YOUR ASSIGNMENT ->
Repeat every record exactly, omitting the pictures.

GIVEN DATA ->
▼▼▼

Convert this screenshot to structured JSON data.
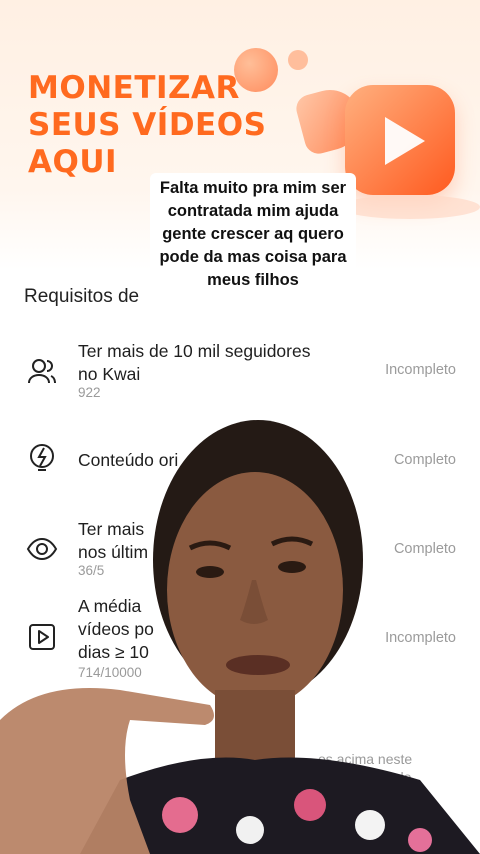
{
  "banner": {
    "title": "MONETIZAR\nSEUS VÍDEOS\nAQUI"
  },
  "caption": {
    "text": "Falta muito pra mim ser contratada mim ajuda gente crescer aq quero pode da mas coisa para meus filhos"
  },
  "requirements": {
    "section_title": "Requisitos de",
    "items": [
      {
        "icon": "followers-icon",
        "label": "Ter mais de 10 mil seguidores\nno Kwai",
        "value": "922",
        "status": "Incompleto"
      },
      {
        "icon": "lightbulb-icon",
        "label": "Conteúdo ori",
        "value": "",
        "status": "Completo"
      },
      {
        "icon": "eye-icon",
        "label": "Ter mais\nnos últim",
        "value": "36/5",
        "status": "Completo"
      },
      {
        "icon": "video-play-icon",
        "label": "A média\nvídeos po\ndias ≥ 10",
        "value": "714/10000",
        "status": "Incompleto"
      }
    ]
  },
  "footer": {
    "text": "os acima neste\npulares fora do"
  }
}
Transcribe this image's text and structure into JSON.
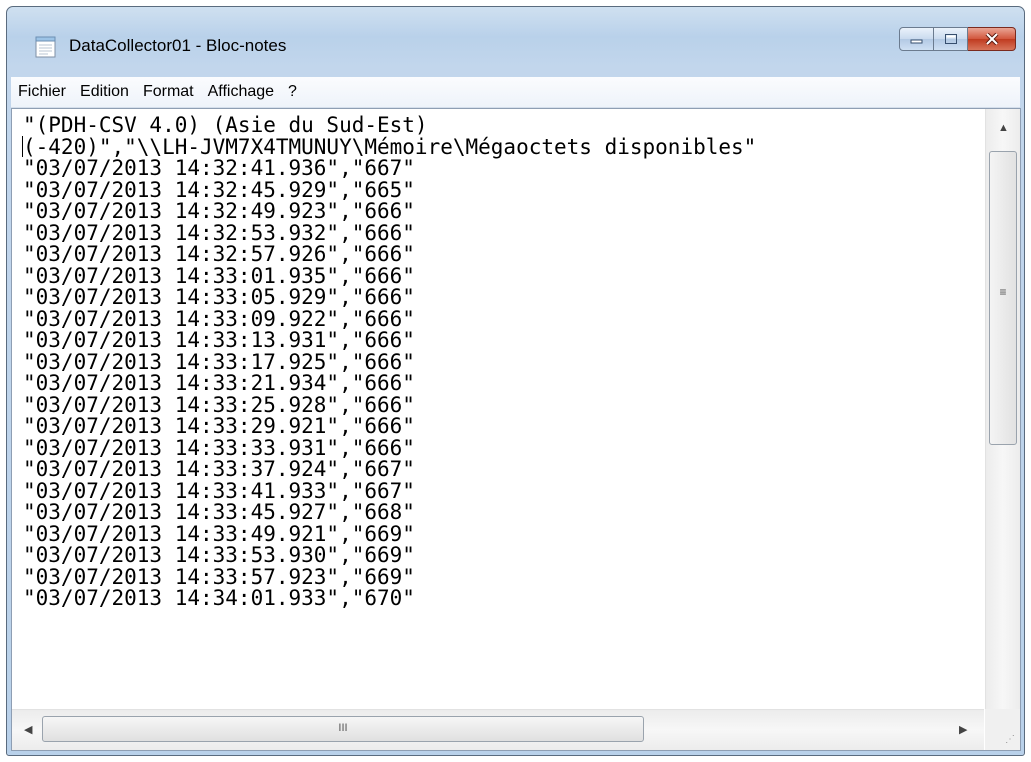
{
  "window": {
    "title": "DataCollector01 - Bloc-notes",
    "minimize_glyph": "–",
    "maximize_glyph": "□",
    "close_glyph": "✕"
  },
  "menu": {
    "items": [
      "Fichier",
      "Edition",
      "Format",
      "Affichage",
      "?"
    ]
  },
  "document": {
    "lines": [
      "\"(PDH-CSV 4.0) (Asie du Sud-Est)",
      "(-420)\",\"\\\\LH-JVM7X4TMUNUY\\Mémoire\\Mégaoctets disponibles\"",
      "\"03/07/2013 14:32:41.936\",\"667\"",
      "\"03/07/2013 14:32:45.929\",\"665\"",
      "\"03/07/2013 14:32:49.923\",\"666\"",
      "\"03/07/2013 14:32:53.932\",\"666\"",
      "\"03/07/2013 14:32:57.926\",\"666\"",
      "\"03/07/2013 14:33:01.935\",\"666\"",
      "\"03/07/2013 14:33:05.929\",\"666\"",
      "\"03/07/2013 14:33:09.922\",\"666\"",
      "\"03/07/2013 14:33:13.931\",\"666\"",
      "\"03/07/2013 14:33:17.925\",\"666\"",
      "\"03/07/2013 14:33:21.934\",\"666\"",
      "\"03/07/2013 14:33:25.928\",\"666\"",
      "\"03/07/2013 14:33:29.921\",\"666\"",
      "\"03/07/2013 14:33:33.931\",\"666\"",
      "\"03/07/2013 14:33:37.924\",\"667\"",
      "\"03/07/2013 14:33:41.933\",\"667\"",
      "\"03/07/2013 14:33:45.927\",\"668\"",
      "\"03/07/2013 14:33:49.921\",\"669\"",
      "\"03/07/2013 14:33:53.930\",\"669\"",
      "\"03/07/2013 14:33:57.923\",\"669\"",
      "\"03/07/2013 14:34:01.933\",\"670\""
    ]
  },
  "scrollbars": {
    "vertical_grip": "≡",
    "horizontal_grip": "III",
    "up_arrow": "▲",
    "down_arrow": "▼",
    "left_arrow": "◀",
    "right_arrow": "▶",
    "resize_glyph": "⋰"
  }
}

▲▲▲

TASK SOLUTION ->
Convert this screenshot to structured JSON data.
{
  "banner": {
    "title": "MONETIZAR\nSEUS VÍDEOS\nAQUI"
  },
  "caption": {
    "text": "Falta muito pra mim ser contratada mim ajuda gente crescer aq quero pode da mas coisa para meus filhos"
  },
  "requirements": {
    "section_title": "Requisitos de",
    "items": [
      {
        "icon": "followers-icon",
        "label": "Ter mais de 10 mil seguidores\nno Kwai",
        "value": "922",
        "status": "Incompleto"
      },
      {
        "icon": "lightbulb-icon",
        "label": "Conteúdo ori",
        "value": "",
        "status": "Completo"
      },
      {
        "icon": "eye-icon",
        "label": "Ter mais\nnos últim",
        "value": "36/5",
        "status": "Completo"
      },
      {
        "icon": "video-play-icon",
        "label": "A média\nvídeos po\ndias ≥ 10",
        "value": "714/10000",
        "status": "Incompleto"
      }
    ]
  },
  "footer": {
    "text": "os acima neste\npulares fora do"
  }
}
Transcribe this image's text and structure into JSON.
{
  "window": {
    "title": "DataCollector01 - Bloc-notes",
    "minimize_glyph": "–",
    "maximize_glyph": "□",
    "close_glyph": "✕"
  },
  "menu": {
    "items": [
      "Fichier",
      "Edition",
      "Format",
      "Affichage",
      "?"
    ]
  },
  "document": {
    "lines": [
      "\"(PDH-CSV 4.0) (Asie du Sud-Est)",
      "(-420)\",\"\\\\LH-JVM7X4TMUNUY\\Mémoire\\Mégaoctets disponibles\"",
      "\"03/07/2013 14:32:41.936\",\"667\"",
      "\"03/07/2013 14:32:45.929\",\"665\"",
      "\"03/07/2013 14:32:49.923\",\"666\"",
      "\"03/07/2013 14:32:53.932\",\"666\"",
      "\"03/07/2013 14:32:57.926\",\"666\"",
      "\"03/07/2013 14:33:01.935\",\"666\"",
      "\"03/07/2013 14:33:05.929\",\"666\"",
      "\"03/07/2013 14:33:09.922\",\"666\"",
      "\"03/07/2013 14:33:13.931\",\"666\"",
      "\"03/07/2013 14:33:17.925\",\"666\"",
      "\"03/07/2013 14:33:21.934\",\"666\"",
      "\"03/07/2013 14:33:25.928\",\"666\"",
      "\"03/07/2013 14:33:29.921\",\"666\"",
      "\"03/07/2013 14:33:33.931\",\"666\"",
      "\"03/07/2013 14:33:37.924\",\"667\"",
      "\"03/07/2013 14:33:41.933\",\"667\"",
      "\"03/07/2013 14:33:45.927\",\"668\"",
      "\"03/07/2013 14:33:49.921\",\"669\"",
      "\"03/07/2013 14:33:53.930\",\"669\"",
      "\"03/07/2013 14:33:57.923\",\"669\"",
      "\"03/07/2013 14:34:01.933\",\"670\""
    ]
  },
  "scrollbars": {
    "vertical_grip": "≡",
    "horizontal_grip": "III",
    "up_arrow": "▲",
    "down_arrow": "▼",
    "left_arrow": "◀",
    "right_arrow": "▶",
    "resize_glyph": "⋰"
  }
}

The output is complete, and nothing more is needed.